About this exercise >> How many lines of the material below contain the string "title"? Answer with the number and nothing else.
········
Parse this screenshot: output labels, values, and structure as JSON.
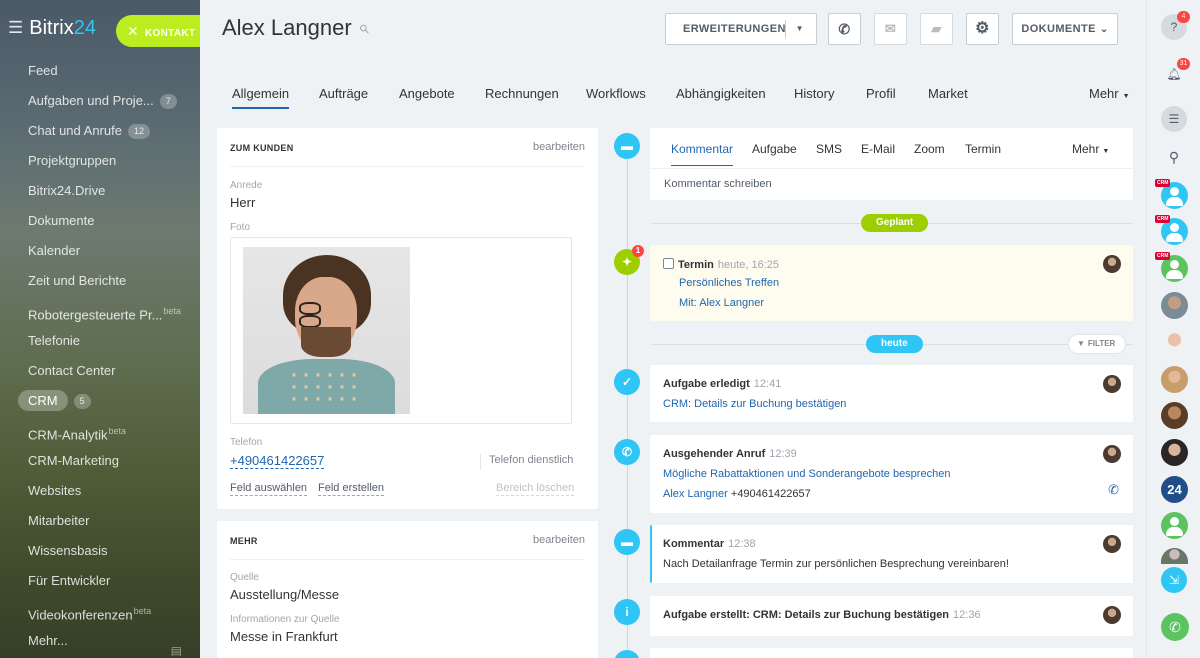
{
  "app": {
    "logo_text": "Bitrix",
    "logo_num": "24",
    "kontakt_label": "KONTAKT"
  },
  "sidebar": {
    "items": [
      {
        "label": "Feed",
        "count": "",
        "sup": ""
      },
      {
        "label": "Aufgaben und Proje...",
        "count": "7",
        "sup": ""
      },
      {
        "label": "Chat und Anrufe",
        "count": "12",
        "sup": ""
      },
      {
        "label": "Projektgruppen",
        "count": "",
        "sup": ""
      },
      {
        "label": "Bitrix24.Drive",
        "count": "",
        "sup": ""
      },
      {
        "label": "Dokumente",
        "count": "",
        "sup": ""
      },
      {
        "label": "Kalender",
        "count": "",
        "sup": ""
      },
      {
        "label": "Zeit und Berichte",
        "count": "",
        "sup": ""
      },
      {
        "label": "Robotergesteuerte Pr...",
        "count": "",
        "sup": "beta"
      },
      {
        "label": "Telefonie",
        "count": "",
        "sup": ""
      },
      {
        "label": "Contact Center",
        "count": "",
        "sup": ""
      },
      {
        "label": "CRM",
        "count": "5",
        "sup": ""
      },
      {
        "label": "CRM-Analytik",
        "count": "",
        "sup": "beta"
      },
      {
        "label": "CRM-Marketing",
        "count": "",
        "sup": ""
      },
      {
        "label": "Websites",
        "count": "",
        "sup": ""
      },
      {
        "label": "Mitarbeiter",
        "count": "",
        "sup": ""
      },
      {
        "label": "Wissensbasis",
        "count": "",
        "sup": ""
      },
      {
        "label": "Für Entwickler",
        "count": "",
        "sup": ""
      },
      {
        "label": "Videokonferenzen",
        "count": "",
        "sup": "beta"
      },
      {
        "label": "Mehr...",
        "count": "",
        "sup": ""
      }
    ]
  },
  "header": {
    "title": "Alex Langner",
    "erweiterungen": "ERWEITERUNGEN",
    "dokumente": "DOKUMENTE"
  },
  "tabs": [
    {
      "label": "Allgemein"
    },
    {
      "label": "Aufträge"
    },
    {
      "label": "Angebote"
    },
    {
      "label": "Rechnungen"
    },
    {
      "label": "Workflows"
    },
    {
      "label": "Abhängigkeiten"
    },
    {
      "label": "History"
    },
    {
      "label": "Profil"
    },
    {
      "label": "Market"
    },
    {
      "label": "Mehr"
    }
  ],
  "kunde": {
    "header": "ZUM KUNDEN",
    "edit": "bearbeiten",
    "anrede_label": "Anrede",
    "anrede_value": "Herr",
    "foto_label": "Foto",
    "telefon_label": "Telefon",
    "telefon_value": "+490461422657",
    "telefon_type": "Telefon dienstlich",
    "feld_auswaehlen": "Feld auswählen",
    "feld_erstellen": "Feld erstellen",
    "bereich_loeschen": "Bereich löschen"
  },
  "mehr": {
    "header": "MEHR",
    "edit": "bearbeiten",
    "quelle_label": "Quelle",
    "quelle_value": "Ausstellung/Messe",
    "info_label": "Informationen zur Quelle",
    "info_value": "Messe in Frankfurt"
  },
  "composer": {
    "tabs": [
      "Kommentar",
      "Aufgabe",
      "SMS",
      "E-Mail",
      "Zoom",
      "Termin",
      "Mehr"
    ],
    "placeholder": "Kommentar schreiben"
  },
  "timeline": {
    "geplant": "Geplant",
    "heute": "heute",
    "filter": "FILTER",
    "termin_badge": "1",
    "termin": {
      "title": "Termin",
      "time": "heute, 16:25",
      "subject": "Persönliches Treffen",
      "with_label": "Mit:",
      "with_name": "Alex Langner"
    },
    "aufgabe_erledigt": {
      "title": "Aufgabe erledigt",
      "time": "12:41",
      "link": "CRM: Details zur Buchung bestätigen"
    },
    "anruf": {
      "title": "Ausgehender Anruf",
      "time": "12:39",
      "link": "Mögliche Rabattaktionen und Sonderangebote besprechen",
      "name": "Alex Langner",
      "phone": "+490461422657"
    },
    "kommentar": {
      "title": "Kommentar",
      "time": "12:38",
      "text": "Nach Detailanfrage Termin zur persönlichen Besprechung vereinbaren!"
    },
    "aufgabe_erstellt": {
      "title": "Aufgabe erstellt: CRM: Details zur Buchung bestätigen",
      "time": "12:36"
    }
  },
  "rightbar": {
    "help_badge": "4",
    "bell_badge": "31",
    "crm_tag": "CRM",
    "b24_label": "24"
  }
}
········
Response >> 6